Joseph Shiloach, Ph.D.
The Biotechnology Core Laboratory specializes in the large-scale production and purification of biological materials from various sources to advance research in fields such as vaccine development, structural biology, and drug production. To achieve this goal, the lab integrates two main functions: (1) production and (2) research and process development. The production is done in a multipurpose, state-of-the-art pilot production facility that serves the needs of researchers from across NIH intramural research program, and the research and development is conducted by performing independent biotechnology research. The lab is unique in its ability to successfully solve a variety of production problems, including growing large amounts of pathogenic microorganisms, obtaining proteins from mammalian cells, and performing efficient purification processes of proteins from large amounts of biomass. These methodologies are achieved by utilizing physiological, molecular biology, and technical approaches to each issue.

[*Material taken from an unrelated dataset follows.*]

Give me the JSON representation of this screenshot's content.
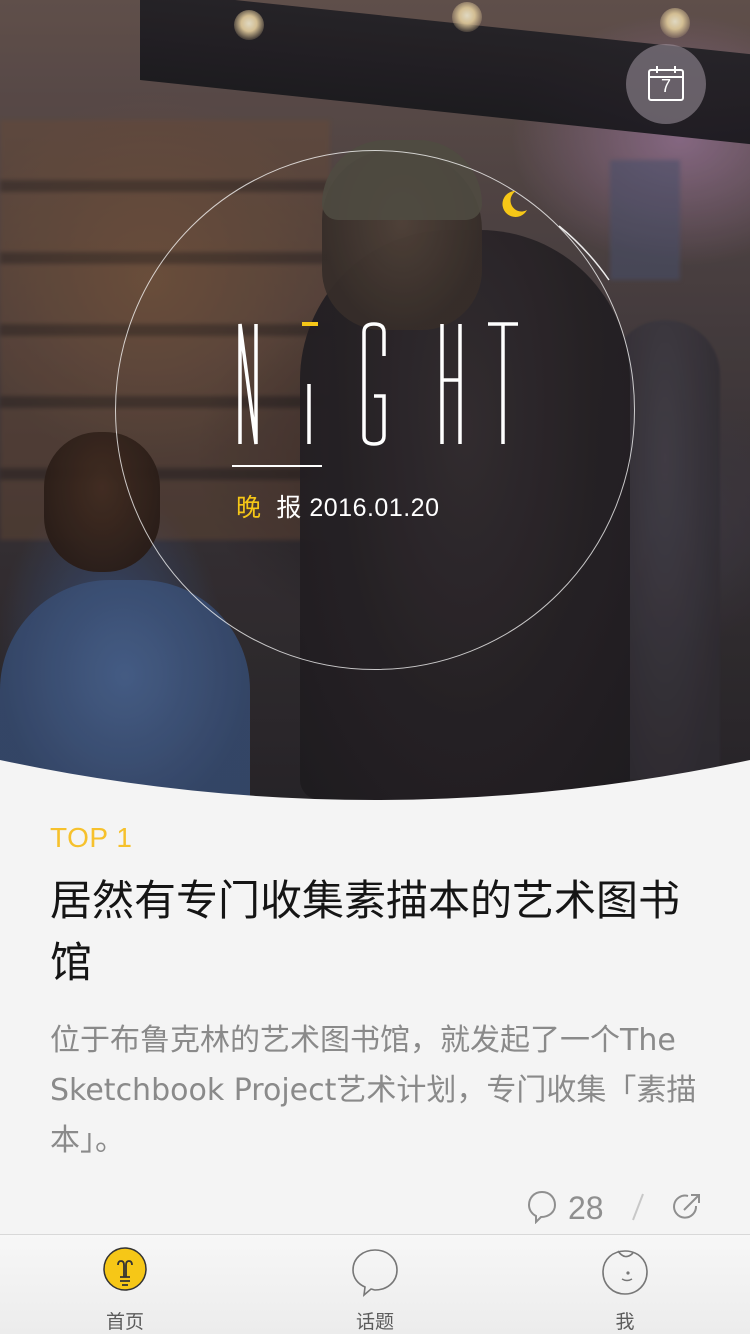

The lab obtains the required biological products from prokaryotic and eukaryotic microorganisms (native or recombinant), mammalian cells and tissues, insect cells, and plant tissues. Obtaining such materials in the necessary quantities is a field unto itself, one that requires the integration of biochemistry, microbiology, molecular biology, and engineering, as well as the operation and maintenance of special production instrumentation. Examples of current production items are: (1) bacteria such as Escherichia coli, Shigella, Neisseria meningitidis, Bacillus anthracis, and Halobacteria; (2) prokaryotes such as insect cells, mammalian cells (CHO, MDCK, and HEK 293), yeast, and filamentous fungi; and (3) proteins such as recombinant exotoxin A of Pseudomonas aeruginosa, modified protective antigen of B. anthracis, and the repeating unit of the A and the B subunit of the Clostridium difficile toxin.

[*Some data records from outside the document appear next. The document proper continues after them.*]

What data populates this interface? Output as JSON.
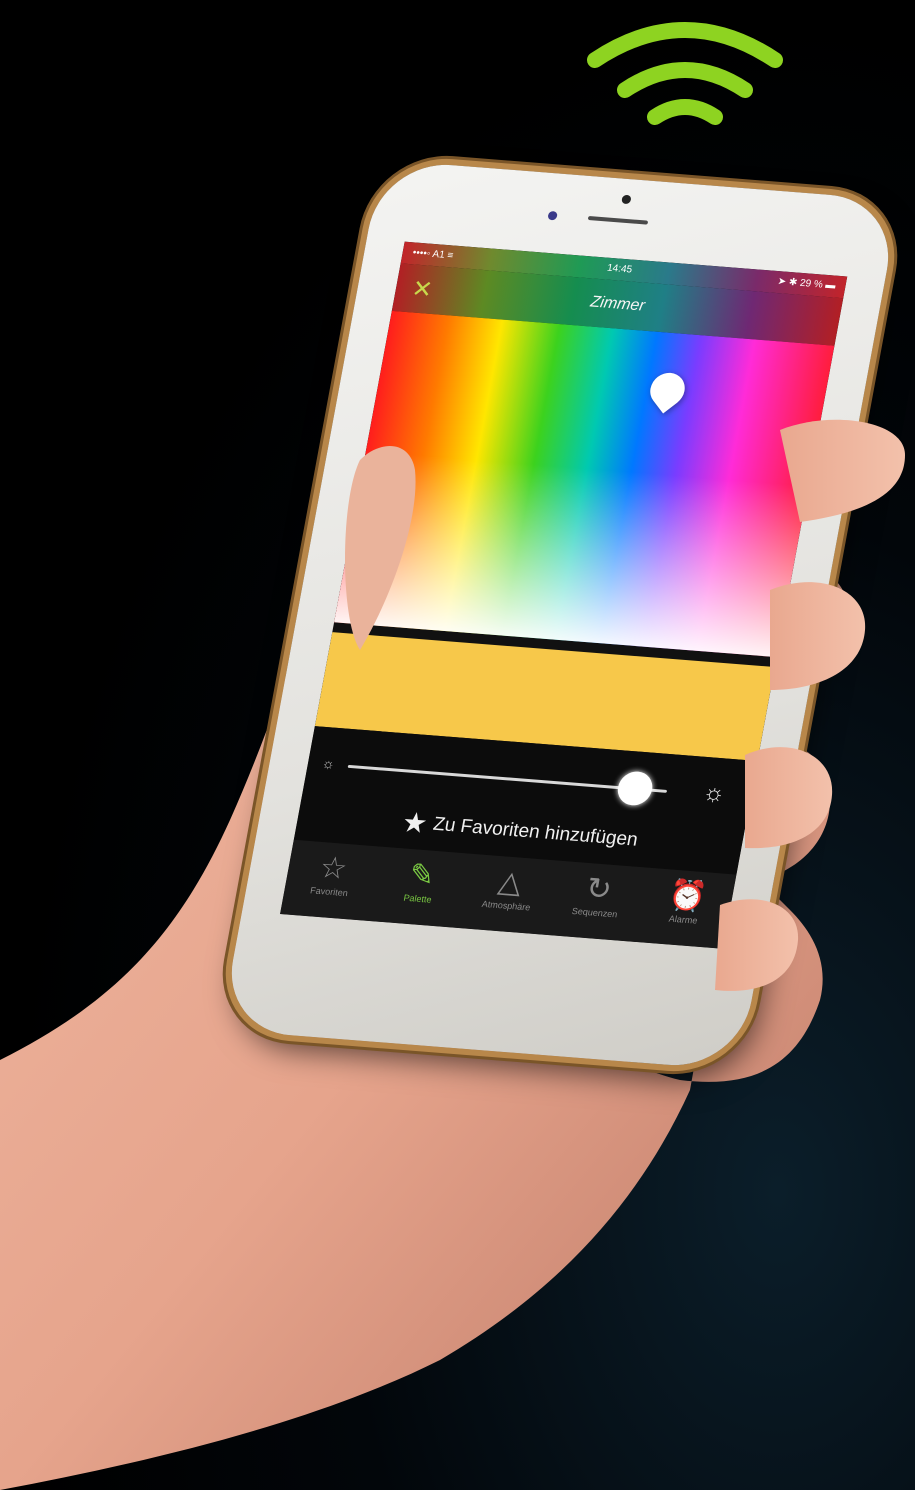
{
  "colors": {
    "wifi": "#8ed321",
    "accent": "#7ac943",
    "selected_color": "#f7c84a",
    "phone_frame": "#b8874a"
  },
  "statusbar": {
    "carrier": "••••◦ A1 ≡",
    "time": "14:45",
    "battery": "➤ ✱ 29 % ▬"
  },
  "navbar": {
    "close_icon": "close-icon",
    "title": "Zimmer"
  },
  "brightness": {
    "level": 0.9,
    "low_icon": "sun-small-icon",
    "high_icon": "sun-large-icon"
  },
  "favorites": {
    "label": "Zu Favoriten hinzufügen"
  },
  "tabs": [
    {
      "label": "Favoriten",
      "icon": "star-outline-icon",
      "active": false
    },
    {
      "label": "Palette",
      "icon": "eyedropper-icon",
      "active": true
    },
    {
      "label": "Atmosphäre",
      "icon": "mountain-icon",
      "active": false
    },
    {
      "label": "Sequenzen",
      "icon": "refresh-cycle-icon",
      "active": false
    },
    {
      "label": "Alarme",
      "icon": "alarm-clock-icon",
      "active": false
    }
  ]
}
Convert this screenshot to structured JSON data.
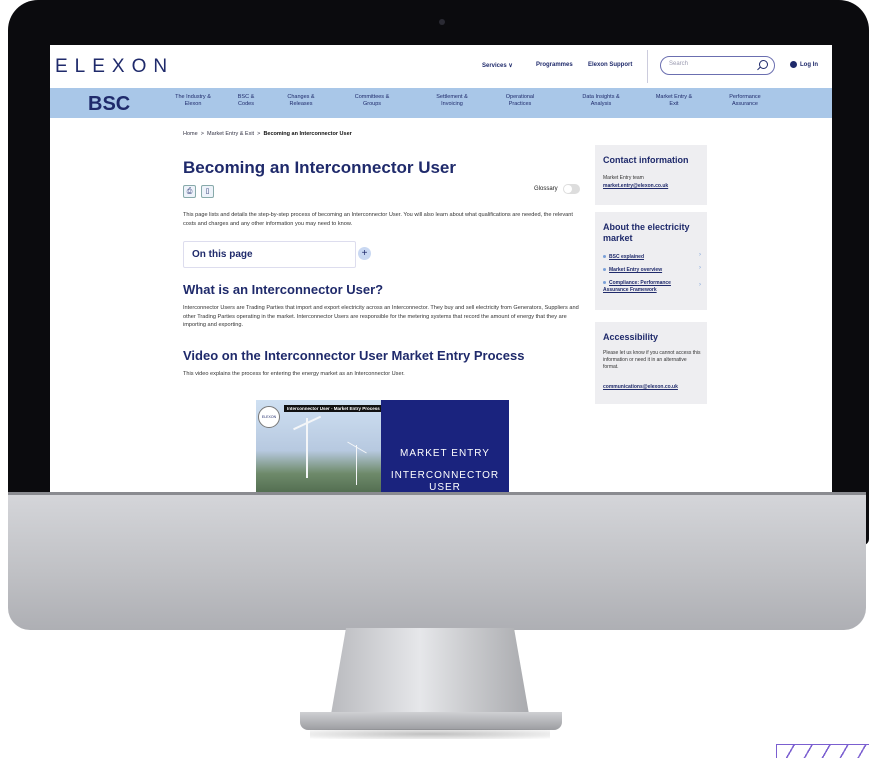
{
  "header": {
    "logo": "ELEXON",
    "nav": [
      "Services ∨",
      "Programmes",
      "Elexon Support"
    ],
    "search_placeholder": "Search",
    "login": "Log In"
  },
  "bsc_bar": {
    "title": "BSC",
    "items": [
      [
        "The Industry &",
        "Elexon"
      ],
      [
        "BSC &",
        "Codes"
      ],
      [
        "Changes &",
        "Releases"
      ],
      [
        "Committees &",
        "Groups"
      ],
      [
        "Settlement &",
        "Invoicing"
      ],
      [
        "Operational",
        "Practices"
      ],
      [
        "Data Insights &",
        "Analysis"
      ],
      [
        "Market Entry &",
        "Exit"
      ],
      [
        "Performance",
        "Assurance"
      ]
    ]
  },
  "breadcrumb": {
    "home": "Home",
    "sep": ">",
    "parent": "Market Entry & Exit",
    "current": "Becoming an Interconnector User"
  },
  "page": {
    "title": "Becoming an Interconnector User",
    "glossary": "Glossary",
    "intro": "This page lists and details the step-by-step process of becoming an Interconnector User. You will also learn about what qualifications are needed, the relevant costs and charges and any other information you may need to know.",
    "on_this_page": "On this page",
    "h2_what": "What is an Interconnector User?",
    "what_text": "Interconnector Users are Trading Parties that import and export electricity across an Interconnector. They buy and sell electricity from Generators, Suppliers and other Trading Parties operating in the market. Interconnector Users are responsible for the metering systems that record the amount of energy that they are importing and exporting.",
    "h2_video": "Video on the Interconnector User Market Entry Process",
    "video_text": "This video explains the process for entering the energy market as an Interconnector User.",
    "video": {
      "title": "Interconnector User - Market Entry Process",
      "logo": "ELEXON",
      "line1": "MARKET ENTRY",
      "line2": "INTERCONNECTOR",
      "line3": "USER"
    }
  },
  "sidebar": {
    "contact": {
      "heading": "Contact information",
      "team": "Market Entry team",
      "email": "market.entry@elexon.co.uk"
    },
    "about": {
      "heading": "About the electricity market",
      "links": [
        "BSC explained",
        "Market Entry overview",
        "Compliance: Performance Assurance Framework"
      ]
    },
    "accessibility": {
      "heading": "Accessibility",
      "text": "Please let us know if you cannot access this information or need it in an alternative format.",
      "email": "communications@elexon.co.uk"
    }
  },
  "colors": {
    "navy": "#1f2a6b",
    "bsc_bar": "#a9c7e8",
    "video_blue": "#1a237e"
  }
}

To support these efforts, the lab conducts research studies on topics such as achieving high-density cell concentration, increasing bacterial growth, and improving the processes used to develop specific products. Long-term research efforts focus on: (1) modifying adhesion properties of mammalian cells, critical for influenza virus production; (2) investigating the central carbon metabolism of E. coli strains, used for recombinant protein production; and (3) analyzing the role of small RNA and micro RNA in regulating the growth behavior of E. coli and CHO cells.